The private and public demands of the national market target three main uses of timber: construction material for the building and the public works sector, door and window frames and furniture. These demands are expressed at four levels of trade: (1) the urban markets, where 830,000 m3 of sawnwood are sold per year; (2) the joinery workshops, which produce a minimum of 130,000 items of furniture a year, for a total volume of 22,000 m3 of sawnwood after the fourth stage transformation and for a turnover in excess of XAF 8 billion; (3) the furniture sales shops and showrooms, which sold at least 22,282 items of furniture in 2015, corresponding to a sawnwood volume of 5788 m3 and a turnover of XAF 3.33 billion; (4) the government procurement contracts, where the demand for sawnwood stands at around 13,000 m3 a year, making the State the main buyer of sawnwood and furniture on the internal market.
To meet these various demands, there are four supplies of sawnwood and furniture of supposed legal origin: (1) the community forests, whose total legal sawnwood production has never reached 10,000 m3 a year since their creation; (2) the timber exploitation permits (PEBOs), which were launched in 2012 but with limited success as they only allow a maximum sawnwood volume of 8000 m3; (3) the industries, which supply the domestic market with 145,000 m3 of sawnwood - mainly in the form of sawmill scrap - but without monitoring the volumes by these companies; (4) the imports of wooden furniture, which have doubled since 2007 and reached a sales level of XAF 3 billion in 2015, for approximately 10,000 m3.
By matching these sawnwood demands and supplies, we realize that there are today two major barriers to the emergence of a legal sawnwood domestic market in Cameroon.
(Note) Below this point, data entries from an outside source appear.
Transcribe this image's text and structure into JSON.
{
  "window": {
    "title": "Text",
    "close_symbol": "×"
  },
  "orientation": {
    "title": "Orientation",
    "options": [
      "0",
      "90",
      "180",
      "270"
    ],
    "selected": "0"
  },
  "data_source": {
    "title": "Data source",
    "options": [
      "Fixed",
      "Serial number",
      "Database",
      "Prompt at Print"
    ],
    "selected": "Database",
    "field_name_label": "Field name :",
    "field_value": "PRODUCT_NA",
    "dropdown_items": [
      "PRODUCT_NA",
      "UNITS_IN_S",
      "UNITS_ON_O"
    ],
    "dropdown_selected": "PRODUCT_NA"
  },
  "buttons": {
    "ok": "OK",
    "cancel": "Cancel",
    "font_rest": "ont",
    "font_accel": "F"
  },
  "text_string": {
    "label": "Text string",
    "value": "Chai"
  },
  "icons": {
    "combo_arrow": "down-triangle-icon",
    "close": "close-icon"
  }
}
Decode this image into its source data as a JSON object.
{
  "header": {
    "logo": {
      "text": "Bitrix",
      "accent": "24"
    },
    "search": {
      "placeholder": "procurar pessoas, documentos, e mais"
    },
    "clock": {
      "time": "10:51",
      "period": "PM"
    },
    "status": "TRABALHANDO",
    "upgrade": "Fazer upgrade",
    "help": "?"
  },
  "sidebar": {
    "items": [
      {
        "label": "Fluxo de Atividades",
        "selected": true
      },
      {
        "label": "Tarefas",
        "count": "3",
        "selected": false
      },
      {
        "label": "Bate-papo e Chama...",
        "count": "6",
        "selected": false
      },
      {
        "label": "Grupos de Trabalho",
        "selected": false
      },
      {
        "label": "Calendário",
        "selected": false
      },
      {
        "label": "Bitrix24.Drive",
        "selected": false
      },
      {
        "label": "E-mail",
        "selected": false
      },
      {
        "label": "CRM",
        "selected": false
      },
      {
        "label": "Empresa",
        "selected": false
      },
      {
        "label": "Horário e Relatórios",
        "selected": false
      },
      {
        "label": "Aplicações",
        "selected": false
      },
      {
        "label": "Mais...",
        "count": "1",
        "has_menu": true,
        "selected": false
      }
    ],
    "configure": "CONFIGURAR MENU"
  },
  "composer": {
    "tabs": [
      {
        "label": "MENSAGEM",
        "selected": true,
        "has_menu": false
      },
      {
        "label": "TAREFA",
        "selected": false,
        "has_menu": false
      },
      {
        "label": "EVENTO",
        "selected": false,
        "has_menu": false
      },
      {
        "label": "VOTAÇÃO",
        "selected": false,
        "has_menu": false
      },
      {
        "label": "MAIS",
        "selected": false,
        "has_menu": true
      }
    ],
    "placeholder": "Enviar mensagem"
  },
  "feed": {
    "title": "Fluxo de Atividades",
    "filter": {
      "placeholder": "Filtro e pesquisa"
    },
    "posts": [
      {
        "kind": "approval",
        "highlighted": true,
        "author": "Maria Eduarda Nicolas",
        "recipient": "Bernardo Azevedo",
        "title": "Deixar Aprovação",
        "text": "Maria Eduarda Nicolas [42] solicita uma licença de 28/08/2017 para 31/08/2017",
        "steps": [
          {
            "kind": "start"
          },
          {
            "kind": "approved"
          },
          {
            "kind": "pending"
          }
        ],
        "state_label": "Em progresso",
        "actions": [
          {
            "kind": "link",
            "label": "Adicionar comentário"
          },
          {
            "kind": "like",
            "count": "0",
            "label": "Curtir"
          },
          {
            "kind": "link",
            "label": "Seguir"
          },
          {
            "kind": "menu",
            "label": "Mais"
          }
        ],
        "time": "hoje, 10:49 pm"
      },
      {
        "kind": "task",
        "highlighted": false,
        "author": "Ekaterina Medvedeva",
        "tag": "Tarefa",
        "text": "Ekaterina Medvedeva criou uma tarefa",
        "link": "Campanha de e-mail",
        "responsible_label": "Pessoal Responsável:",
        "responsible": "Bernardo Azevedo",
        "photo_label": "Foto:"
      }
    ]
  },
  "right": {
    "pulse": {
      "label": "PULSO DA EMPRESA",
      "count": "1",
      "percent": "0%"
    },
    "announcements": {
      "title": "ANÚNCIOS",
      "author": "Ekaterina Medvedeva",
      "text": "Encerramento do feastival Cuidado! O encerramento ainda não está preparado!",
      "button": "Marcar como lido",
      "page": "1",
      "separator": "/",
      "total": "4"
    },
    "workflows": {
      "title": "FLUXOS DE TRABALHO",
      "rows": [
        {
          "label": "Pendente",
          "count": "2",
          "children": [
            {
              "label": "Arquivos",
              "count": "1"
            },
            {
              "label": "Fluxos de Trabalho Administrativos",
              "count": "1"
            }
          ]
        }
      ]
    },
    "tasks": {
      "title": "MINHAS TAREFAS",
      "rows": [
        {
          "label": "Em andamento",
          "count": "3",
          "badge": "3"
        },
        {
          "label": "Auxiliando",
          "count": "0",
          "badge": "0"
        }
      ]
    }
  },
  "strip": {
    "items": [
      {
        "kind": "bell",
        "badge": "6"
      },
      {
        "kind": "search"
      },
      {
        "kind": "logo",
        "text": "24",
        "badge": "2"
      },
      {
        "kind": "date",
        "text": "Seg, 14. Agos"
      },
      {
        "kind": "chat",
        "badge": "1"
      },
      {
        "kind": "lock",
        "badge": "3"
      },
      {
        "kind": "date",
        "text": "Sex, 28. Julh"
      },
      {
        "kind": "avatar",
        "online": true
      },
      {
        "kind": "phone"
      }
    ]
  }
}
On one hand, the buyers' acceptance of an increase in sawnwood prices as a result of their legalization will not be sufficient to cover the current costs of sawnwood from legal sources. On the other hand, the maximum production of artisanal sawnwood from legal sources will cover only a small part of consumers' needs. Thus the legalization of the domestic market of timber in Cameroon faces a double constraint of price and volume.
To address these problems, the most often quoted and, to a certain extent, experimented approach is a decrease in the production cost of legally sawnwood destined for the domestic market. A complementary approach of supporting the private and government demands of sawnwood of legal origin could also be promoted.